The Crown's New Season Touches on Prince Charles's Near-Death Avalanche Incident

One of the lesser-known royal-adjacent tragedies is depicted in season four of The Crown: Prince Charles's 1988 skiing accident. The episode, appropriately named "Avalanche," reveals how Charles nearly died — and one of his friends actually did — in a sudden avalanche on a steep Swiss mountain.

According to The Guardian, the avalanche occurred on Gotschnagrat Mountain at the Klosters ski resort, one of the steepest slopes in Switzerland, when an unexpected avalanche came down on the royal party. Other royals on the trip, including Princess Diana and Sarah, Duchess of York, had stayed behind while Charles led a group for an off-road run. His friend, Major Hugh Lindsay, was a 34-year-old army officer and former equerry to the Queen, with a pregnant wife at home.
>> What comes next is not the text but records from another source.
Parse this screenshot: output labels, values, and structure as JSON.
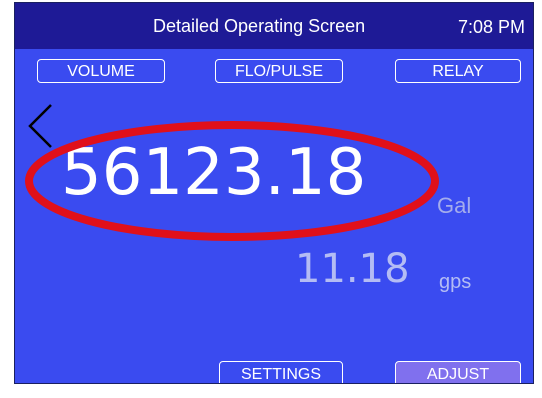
{
  "header": {
    "title": "Detailed Operating Screen",
    "time": "7:08 PM"
  },
  "nav": {
    "volume_label": "VOLUME",
    "flo_pulse_label": "FLO/PULSE",
    "relay_label": "RELAY"
  },
  "back_icon": "chevron-left-icon",
  "reading": {
    "total_value": "56123.18",
    "total_unit": "Gal",
    "rate_value": "11.18",
    "rate_unit": "gps"
  },
  "footer": {
    "settings_label": "SETTINGS",
    "adjust_label": "ADJUST"
  },
  "colors": {
    "screen_background": "#3a4bf0",
    "title_bar": "#1e1a96",
    "adjust_button": "#8070ee",
    "highlight_oval": "#e0101a"
  }
}
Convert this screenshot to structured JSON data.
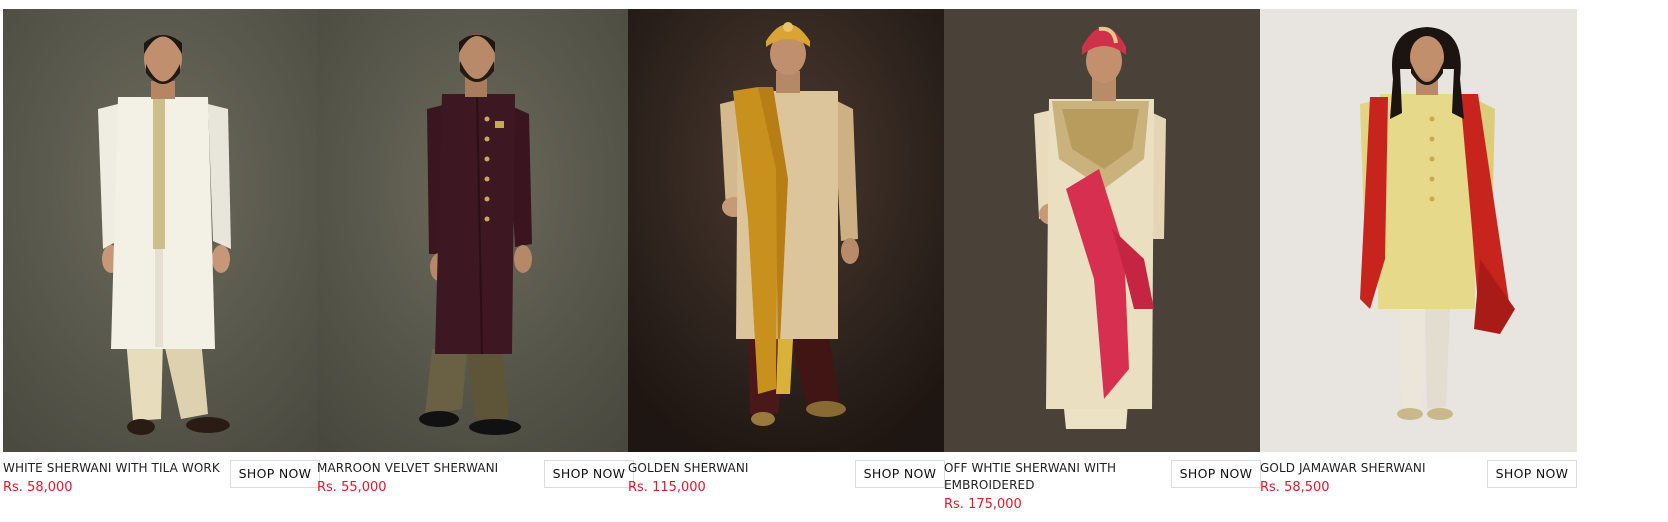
{
  "products": [
    {
      "title": "WHITE SHERWANI WITH TILA WORK",
      "price": "Rs. 58,000",
      "shop_label": "SHOP NOW",
      "image_alt": "white-sherwani-photo"
    },
    {
      "title": "MARROON VELVET SHERWANI",
      "price": "Rs. 55,000",
      "shop_label": "SHOP NOW",
      "image_alt": "maroon-velvet-sherwani-photo"
    },
    {
      "title": "GOLDEN SHERWANI",
      "price": "Rs. 115,000",
      "shop_label": "SHOP NOW",
      "image_alt": "golden-sherwani-photo"
    },
    {
      "title": "OFF WHTIE SHERWANI WITH EMBROIDERED",
      "price": "Rs. 175,000",
      "shop_label": "SHOP NOW",
      "image_alt": "off-white-sherwani-photo"
    },
    {
      "title": "GOLD JAMAWAR SHERWANI",
      "price": "Rs. 58,500",
      "shop_label": "SHOP NOW",
      "image_alt": "gold-jamawar-sherwani-photo"
    }
  ],
  "colors": {
    "price": "#e0182d",
    "button_border": "#dcdcdc"
  }
}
The avalanche began without warning and quickly approached Charles and his party, who were standing still in between ski runs. Prince Charles was able to get out of the immediate path of the avalanche, as were three other members of their party: his friend Charles Palmer-Tomkinson, a Swiss police officer, and a Swiss ski guide, Bruno Sprecher. Major Lindsay, along with Palmer-Tomkinson's wife Patricia, were both unable to evade the onslaught. Patricia Palmer-Tomkinson suffered non-fatal leg injuries and a collapsed lung, while Lindsay was pronounced dead on arrival to the hospital.

After the avalanche, the uninjured members of the party, including the prince, tried frantically to dig out their buried friends. An AP report from the accident quoted a Swiss newspaper editor as saying that Charles helped dig someone out of the snow, although the royal family did not comment on that specific piece of information. A later article in People corroborated these reports from the accident. According to the group's statements, Sprecher noticed the beginnings of the avalanche and yelled for the prince and the others to ski out of the way as fast as possible. Only Lindsay and Palmer-Tomkinson were unable to, and, as Charles said in his statement, were "swept away in a whirling maelstrom as the mountainside seemed to hurtle past us."

While the policeman radioed for help, the rest of the group followed their friends' bleeper devices and dug them out through twelve feet of snow in ten minutes. Sprecher was able to revive Palmer-Tonkinson, but Lindsay was already dead from a head injury. Helicopters were dispatched to get the entire skiing party off the mountain and to attempt to rescue the two who were caught in the bulk of the avalanche. Prince Charles was among those lifted off the slopes by a second helicopter; The Guardian reported that the pilot who rescued Charles said he was visibly distraught and weeping.

Investigations into the causes of the avalanche and responsibility for Lindsay's death were launched almost immediately. In June 1988, only a few months after the accident, the Los Angeles Times reported on the findings of the inquiry. Although Prince Charles was personally not held responsible for the accident, the investigators did determine that the royal skiing party, as a group, bore the brunt of responsibility for causing the fatal avalanche: "By skiing outside official marked runs, the group had assumed a collective risk that excluded any one member from personal responsibility for the accident." The accident occurred while Charles was leading the group on an unmarked, unusually steep slope that he had personally navigated several times before. Additionally, the investigators did note, there was a regional avalanche warning in effect that day at the elevation where the accident occurred, suggesting that conditions on the mountain might not have been so pristine to begin with and that the entire ski outing probably should not have taken place.